GREENVILLE — Thanks to a state grant from the Ohio Facilities Construction Commission, the restoration project by the Union Literary Institute Preservation Society of the James and Sophia Clemens historical farmstead will now be able to be completed. The grant to restore the property and establish a museum there totals $90,000.
The site, located at 467 Stingley Road, Palestine, was named on the National Register of Historic Places in 2001 as a significant historical site relating to black heritage and the Underground Railroad.
The Clemens farmstead is one of the few remaining structures of the historic village of Longtown, also known as the Greenville Negro Settlement.
James Clemens founded the settlement, and the house currently under restoration is believed to have been built between 1822 and 1857. Clemens donated the land for the Wesleyan Church and established a cemetery for the community.
Clemens was the first free black man to purchase land in German Township.
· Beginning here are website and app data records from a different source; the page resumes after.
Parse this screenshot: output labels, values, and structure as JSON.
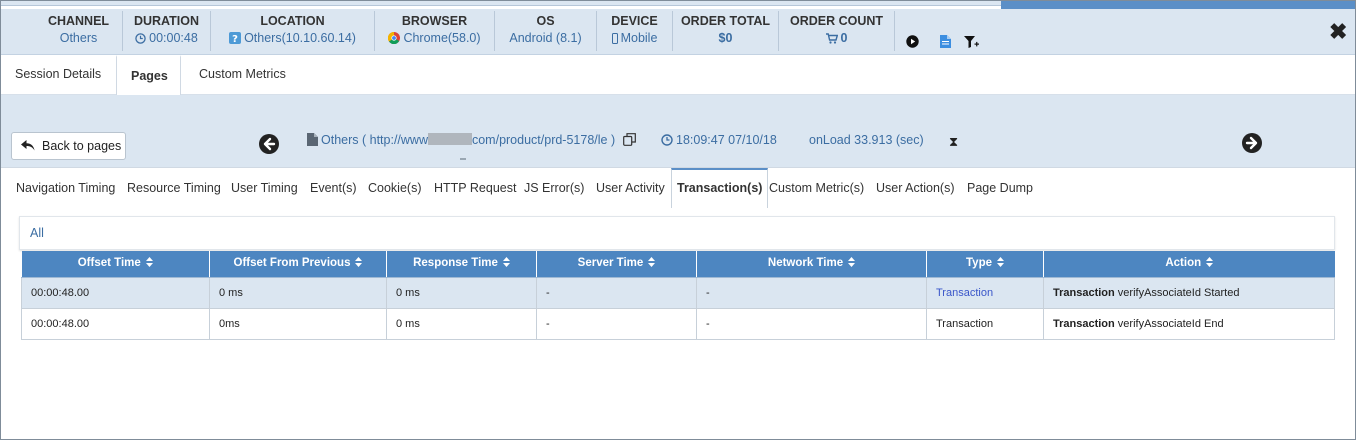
{
  "header": {
    "columns": [
      {
        "label": "CHANNEL",
        "value": "Others"
      },
      {
        "label": "DURATION",
        "value": "00:00:48"
      },
      {
        "label": "LOCATION",
        "value": "Others(10.10.60.14)"
      },
      {
        "label": "BROWSER",
        "value": "Chrome(58.0)"
      },
      {
        "label": "OS",
        "value": "Android (8.1)"
      },
      {
        "label": "DEVICE",
        "value": "Mobile"
      },
      {
        "label": "ORDER TOTAL",
        "value": "$0"
      },
      {
        "label": "ORDER COUNT",
        "value": "0"
      }
    ],
    "icons": [
      "play-circle-icon",
      "document-icon",
      "filter-add-icon"
    ],
    "close_label": "✖"
  },
  "main_tabs": [
    {
      "label": "Session Details",
      "active": false
    },
    {
      "label": "Pages",
      "active": true
    },
    {
      "label": "Custom Metrics",
      "active": false
    }
  ],
  "page_bar": {
    "back_label": "Back to pages",
    "url_prefix": "Others ( http://www",
    "url_suffix": "com/product/prd-5178/le )",
    "time": "18:09:47 07/10/18",
    "onload": "onLoad 33.913 (sec)",
    "hourglass": "⧗"
  },
  "sub_tabs": [
    {
      "label": "Navigation Timing",
      "active": false
    },
    {
      "label": "Resource Timing",
      "active": false
    },
    {
      "label": "User Timing",
      "active": false
    },
    {
      "label": "Event(s)",
      "active": false
    },
    {
      "label": "Cookie(s)",
      "active": false
    },
    {
      "label": "HTTP Request",
      "active": false
    },
    {
      "label": "JS Error(s)",
      "active": false
    },
    {
      "label": "User Activity",
      "active": false
    },
    {
      "label": "Transaction(s)",
      "active": true
    },
    {
      "label": "Custom Metric(s)",
      "active": false
    },
    {
      "label": "User Action(s)",
      "active": false
    },
    {
      "label": "Page Dump",
      "active": false
    }
  ],
  "filter": {
    "label": "All"
  },
  "table": {
    "columns": [
      "Offset Time",
      "Offset From Previous",
      "Response Time",
      "Server Time",
      "Network Time",
      "Type",
      "Action"
    ],
    "rows": [
      {
        "offset_time": "00:00:48.00",
        "offset_prev": "0 ms",
        "response": "0 ms",
        "server": "-",
        "network": "-",
        "type": "Transaction",
        "action_bold": "Transaction",
        "action_rest": " verifyAssociateId Started",
        "selected": true
      },
      {
        "offset_time": "00:00:48.00",
        "offset_prev": "0ms",
        "response": "0 ms",
        "server": "-",
        "network": "-",
        "type": "Transaction",
        "action_bold": "Transaction",
        "action_rest": " verifyAssociateId End",
        "selected": false
      }
    ]
  },
  "colors": {
    "header_bg": "#dbe6f1",
    "table_header": "#4d86c1",
    "link": "#3b6da2",
    "selected_row": "#dbe6f1"
  }
}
Longtown was a stop on the Underground Railroad. The settlement was also years ahead of its time as a fully racially integrated community. According to W. E. B. Dubois, Longtown became a haven for interracial couples, and it was one of only two communities in Ohio to be considered tri-racial: with residents of European, African-American and Native American ancestry.
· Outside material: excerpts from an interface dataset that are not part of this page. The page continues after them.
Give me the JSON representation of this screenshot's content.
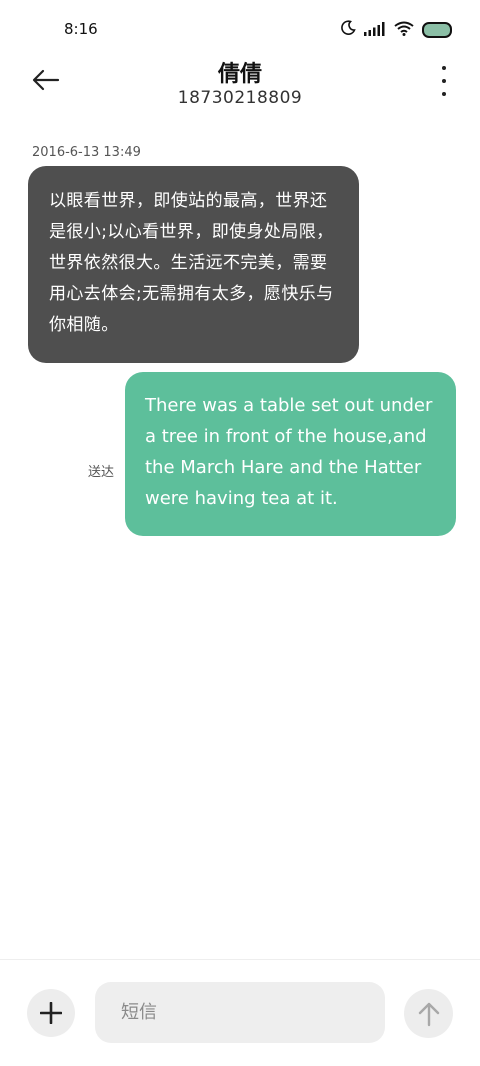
{
  "status_bar": {
    "time": "8:16",
    "icons": [
      "moon-icon",
      "signal-icon",
      "wifi-icon",
      "battery-icon"
    ],
    "battery_color": "#8bbfa6"
  },
  "header": {
    "back_icon": "back-arrow-icon",
    "contact_name": "倩倩",
    "phone_number": "18730218809",
    "more_icon": "more-vertical-icon"
  },
  "conversation": {
    "timestamp": "2016-6-13 13:49",
    "messages": [
      {
        "direction": "incoming",
        "text": "以眼看世界，即使站的最高，世界还是很小;以心看世界，即使身处局限，世界依然很大。生活远不完美，需要用心去体会;无需拥有太多，愿快乐与你相随。",
        "bubble_color": "#4f4f4f"
      },
      {
        "direction": "outgoing",
        "text": "There was a table set out under a tree in front of the house,and the March Hare and the Hatter were having tea at it.",
        "status": "送达",
        "bubble_color": "#5dbf9b"
      }
    ]
  },
  "composer": {
    "add_icon": "plus-icon",
    "placeholder": "短信",
    "value": "",
    "send_icon": "send-arrow-up-icon"
  }
}
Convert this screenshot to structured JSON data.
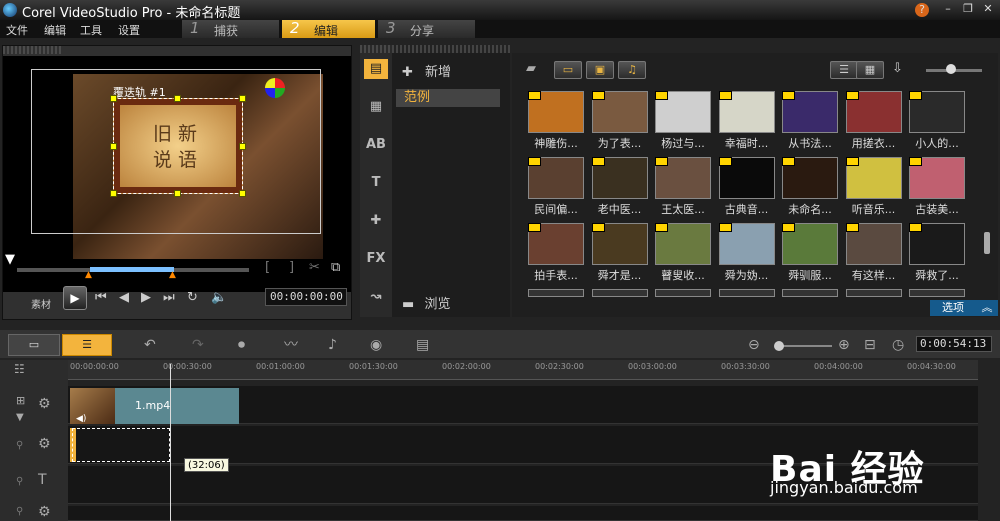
{
  "window": {
    "title": "Corel VideoStudio Pro - 未命名标题",
    "controls": [
      "help-icon",
      "minimize-icon",
      "restore-icon",
      "close-icon"
    ]
  },
  "menu": [
    "文件",
    "编辑",
    "工具",
    "设置"
  ],
  "steps": [
    {
      "num": "1",
      "label": "捕获",
      "active": false
    },
    {
      "num": "2",
      "label": "编辑",
      "active": true
    },
    {
      "num": "3",
      "label": "分享",
      "active": false
    }
  ],
  "preview": {
    "title_text_label": "覆迭轨 #1",
    "scroll_text_line1": "旧新",
    "scroll_text_line2": "说语",
    "source_label": "素材",
    "timecode": "00:00:00:00"
  },
  "library": {
    "add_label": "新增",
    "category": "范例",
    "browse_label": "浏览",
    "options_label": "选项",
    "thumbnails": [
      "神雕伤...",
      "为了表...",
      "杨过与...",
      "幸福时...",
      "从书法...",
      "用搓衣...",
      "小人的...",
      "民间偏...",
      "老中医...",
      "王太医...",
      "古典音...",
      "未命名...",
      "听音乐...",
      "古装美...",
      "拍手表...",
      "舜才是...",
      "瞽叟收...",
      "舜为妫...",
      "舜驯服...",
      "有这样...",
      "舜救了..."
    ]
  },
  "timeline": {
    "timecode": "0:00:54:13",
    "ruler_ticks": [
      "00:00:00:00",
      "00:00:30:00",
      "00:01:00:00",
      "00:01:30:00",
      "00:02:00:00",
      "00:02:30:00",
      "00:03:00:00",
      "00:03:30:00",
      "00:04:00:00",
      "00:04:30:00"
    ],
    "clip_name": "1.mp4",
    "tooltip": "(32:06)"
  },
  "watermark": {
    "brand": "Bai 经验",
    "url": "jingyan.baidu.com"
  }
}
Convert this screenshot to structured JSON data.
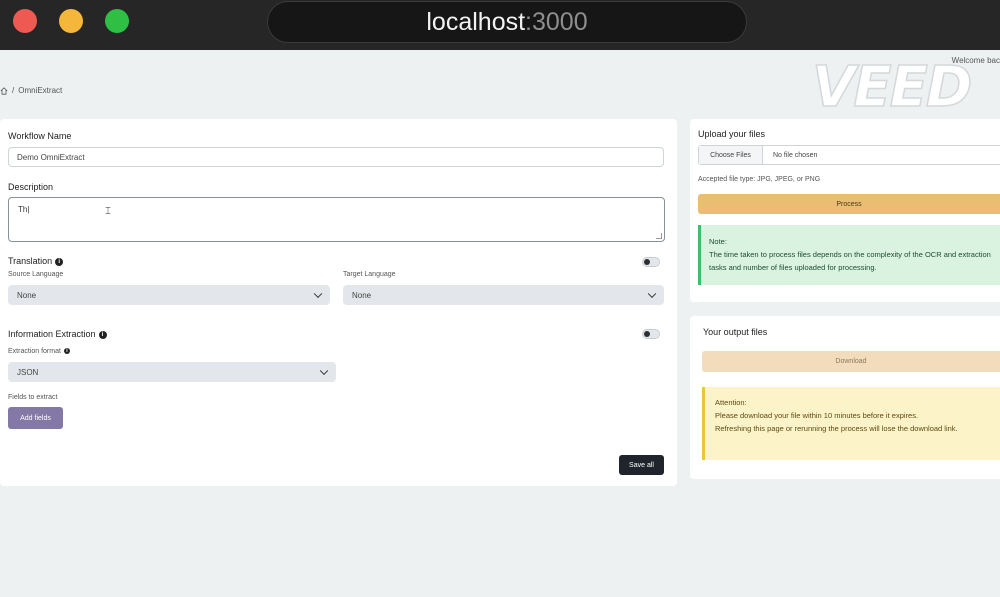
{
  "window": {
    "url_host": "localhost",
    "url_port": ":3000"
  },
  "header": {
    "welcome": "Welcome bac",
    "logo": "VEED",
    "breadcrumb_current": "OmniExtract",
    "breadcrumb_separator": "/"
  },
  "form": {
    "workflow_name_label": "Workflow Name",
    "workflow_name_value": "Demo OmniExtract",
    "description_label": "Description",
    "description_value": "Th|",
    "translation": {
      "label": "Translation",
      "enabled": false,
      "source_label": "Source Language",
      "source_value": "None",
      "target_label": "Target Language",
      "target_value": "None"
    },
    "extraction": {
      "label": "Information Extraction",
      "enabled": false,
      "format_label": "Extraction format",
      "format_value": "JSON",
      "fields_label": "Fields to extract",
      "add_fields_button": "Add fields"
    },
    "save_button": "Save all"
  },
  "upload": {
    "title": "Upload your files",
    "choose_button": "Choose Files",
    "no_file": "No file chosen",
    "accepted": "Accepted file type: JPG, JPEG, or PNG",
    "process_button": "Process",
    "note_title": "Note:",
    "note_text": "The time taken to process files depends on the complexity of the OCR and extraction tasks and number of files uploaded for processing."
  },
  "output": {
    "title": "Your output files",
    "download_button": "Download",
    "attention_title": "Attention:",
    "attention_line1": "Please download your file within 10 minutes before it expires.",
    "attention_line2": "Refreshing this page or rerunning the process will lose the download link."
  },
  "colors": {
    "process": "#ebbd72",
    "add_fields": "#8378a6",
    "save": "#1f252b",
    "note_border": "#3cbf6a",
    "attention_border": "#ecc63a"
  }
}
James and Sophia Clemens came from Rockingham County, Virginia, to settle in Darke County in 1818, where they soon became prosperous farmers. Their success encouraged other former slaves to migrate to the area, where the community of Longtown was founded.
The settlement became a center for the Underground Railroad, a key site on the journey for escaped slaves seeking their freedom.
The community, which extended over the Indiana border, also became home to a Quaker school, called the Union Literary Institute. Escaped slaves would often stay in the community for a time, attending school there, before continuing on to Canada.
The height of Longtown’s population was around 900 people in the 1940s. Many descendants live in the Muncie, Richmond, Indianapolis and Dayton areas.
One of those descendants, Roane D. Smothers, of Dayton, spearheaded the effort to get the Clemens homestead named to the National Register of Historic Places. Smothers is vice president of the Union Literary Institute Preservation Society. He is descended from Longtown’s Bass family.
The planned renovations will restore the dwelling to a safe and habitable status, from the tin roof to the concrete footings. Work scheduled for 2016 includes establishment of electric service; repair and reconstruction of doors and window fixtures; gutters and downspouts; and exterior painting. The estimated total cost of renovations is nearly $111,000, so the $90,000 grant will go a long way toward getting that work completed.
The four-acre site includes a two-story brick I-House with Greek Revival details and a mid-19th-Century English barn. The renovations will include multiple exhibit areas within the house, office space for the museum and public restroom installation.
Only five houses, three schools and one church remain of the original Longtown settlement that extended over nearly 4,000 acres in total.